*Dataset extract*:
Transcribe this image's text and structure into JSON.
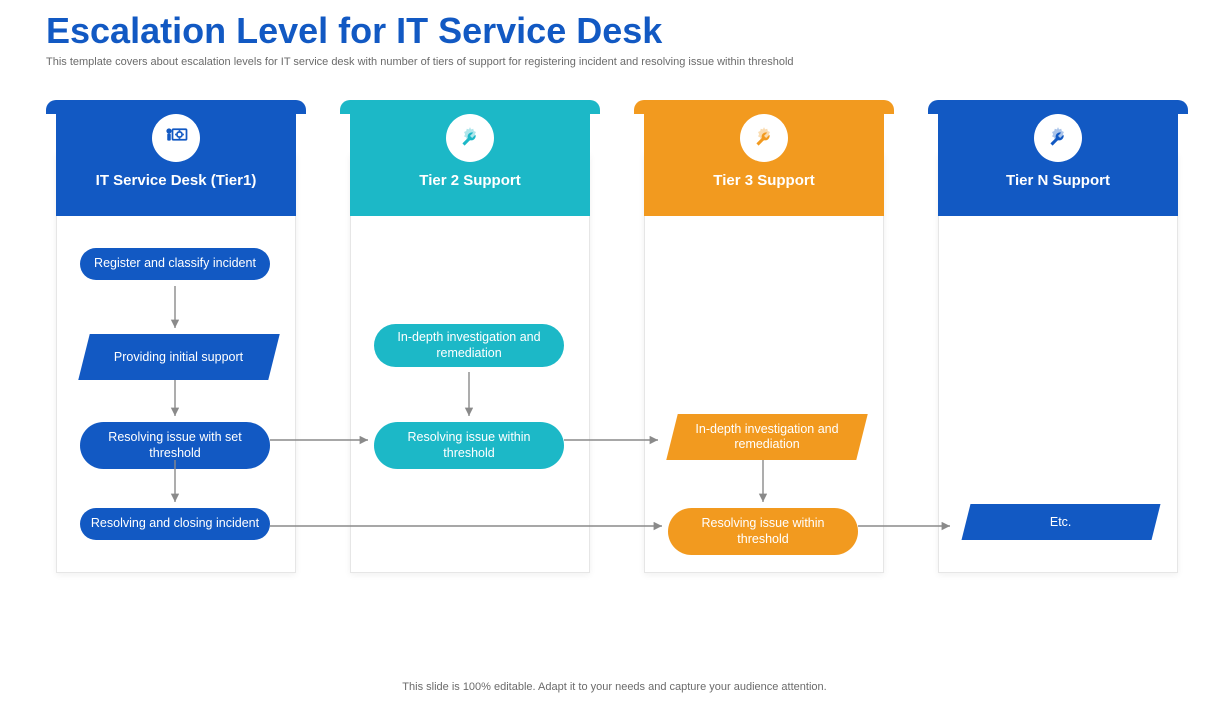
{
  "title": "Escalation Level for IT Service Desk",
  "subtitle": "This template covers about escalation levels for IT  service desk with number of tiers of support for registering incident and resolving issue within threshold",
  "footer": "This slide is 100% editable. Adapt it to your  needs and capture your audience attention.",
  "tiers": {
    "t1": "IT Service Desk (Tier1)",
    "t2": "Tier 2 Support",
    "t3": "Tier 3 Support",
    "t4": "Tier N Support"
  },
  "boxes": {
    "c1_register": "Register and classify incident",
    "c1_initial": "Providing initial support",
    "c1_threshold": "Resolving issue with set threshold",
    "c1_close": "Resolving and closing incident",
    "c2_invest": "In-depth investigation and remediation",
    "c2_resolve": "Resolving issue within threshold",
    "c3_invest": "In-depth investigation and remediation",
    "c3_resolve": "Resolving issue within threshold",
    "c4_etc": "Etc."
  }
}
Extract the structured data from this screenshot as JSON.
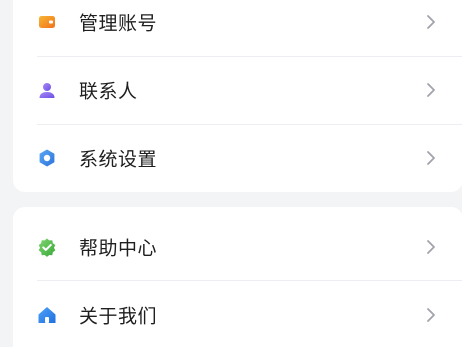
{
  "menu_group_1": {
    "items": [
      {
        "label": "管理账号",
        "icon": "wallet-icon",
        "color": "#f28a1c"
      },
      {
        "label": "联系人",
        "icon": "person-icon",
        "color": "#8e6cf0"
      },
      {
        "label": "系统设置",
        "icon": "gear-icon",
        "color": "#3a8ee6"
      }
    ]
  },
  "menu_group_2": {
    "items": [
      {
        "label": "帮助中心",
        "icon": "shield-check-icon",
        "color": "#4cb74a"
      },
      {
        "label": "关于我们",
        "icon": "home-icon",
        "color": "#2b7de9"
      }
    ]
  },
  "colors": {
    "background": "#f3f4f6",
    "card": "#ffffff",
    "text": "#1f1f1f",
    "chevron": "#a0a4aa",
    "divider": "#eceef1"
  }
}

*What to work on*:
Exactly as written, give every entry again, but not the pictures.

*Expected answer*:
Transcribe this image's text and structure into JSON.
{
  "title": "Escalation Level for IT Service Desk",
  "subtitle": "This template covers about escalation levels for IT  service desk with number of tiers of support for registering incident and resolving issue within threshold",
  "footer": "This slide is 100% editable. Adapt it to your  needs and capture your audience attention.",
  "tiers": {
    "t1": "IT Service Desk (Tier1)",
    "t2": "Tier 2 Support",
    "t3": "Tier 3 Support",
    "t4": "Tier N Support"
  },
  "boxes": {
    "c1_register": "Register and classify incident",
    "c1_initial": "Providing initial support",
    "c1_threshold": "Resolving issue with set threshold",
    "c1_close": "Resolving and closing incident",
    "c2_invest": "In-depth investigation and remediation",
    "c2_resolve": "Resolving issue within threshold",
    "c3_invest": "In-depth investigation and remediation",
    "c3_resolve": "Resolving issue within threshold",
    "c4_etc": "Etc."
  }
}
Extract the structured data from this screenshot as JSON.
{
  "menu_group_1": {
    "items": [
      {
        "label": "管理账号",
        "icon": "wallet-icon",
        "color": "#f28a1c"
      },
      {
        "label": "联系人",
        "icon": "person-icon",
        "color": "#8e6cf0"
      },
      {
        "label": "系统设置",
        "icon": "gear-icon",
        "color": "#3a8ee6"
      }
    ]
  },
  "menu_group_2": {
    "items": [
      {
        "label": "帮助中心",
        "icon": "shield-check-icon",
        "color": "#4cb74a"
      },
      {
        "label": "关于我们",
        "icon": "home-icon",
        "color": "#2b7de9"
      }
    ]
  },
  "colors": {
    "background": "#f3f4f6",
    "card": "#ffffff",
    "text": "#1f1f1f",
    "chevron": "#a0a4aa",
    "divider": "#eceef1"
  }
}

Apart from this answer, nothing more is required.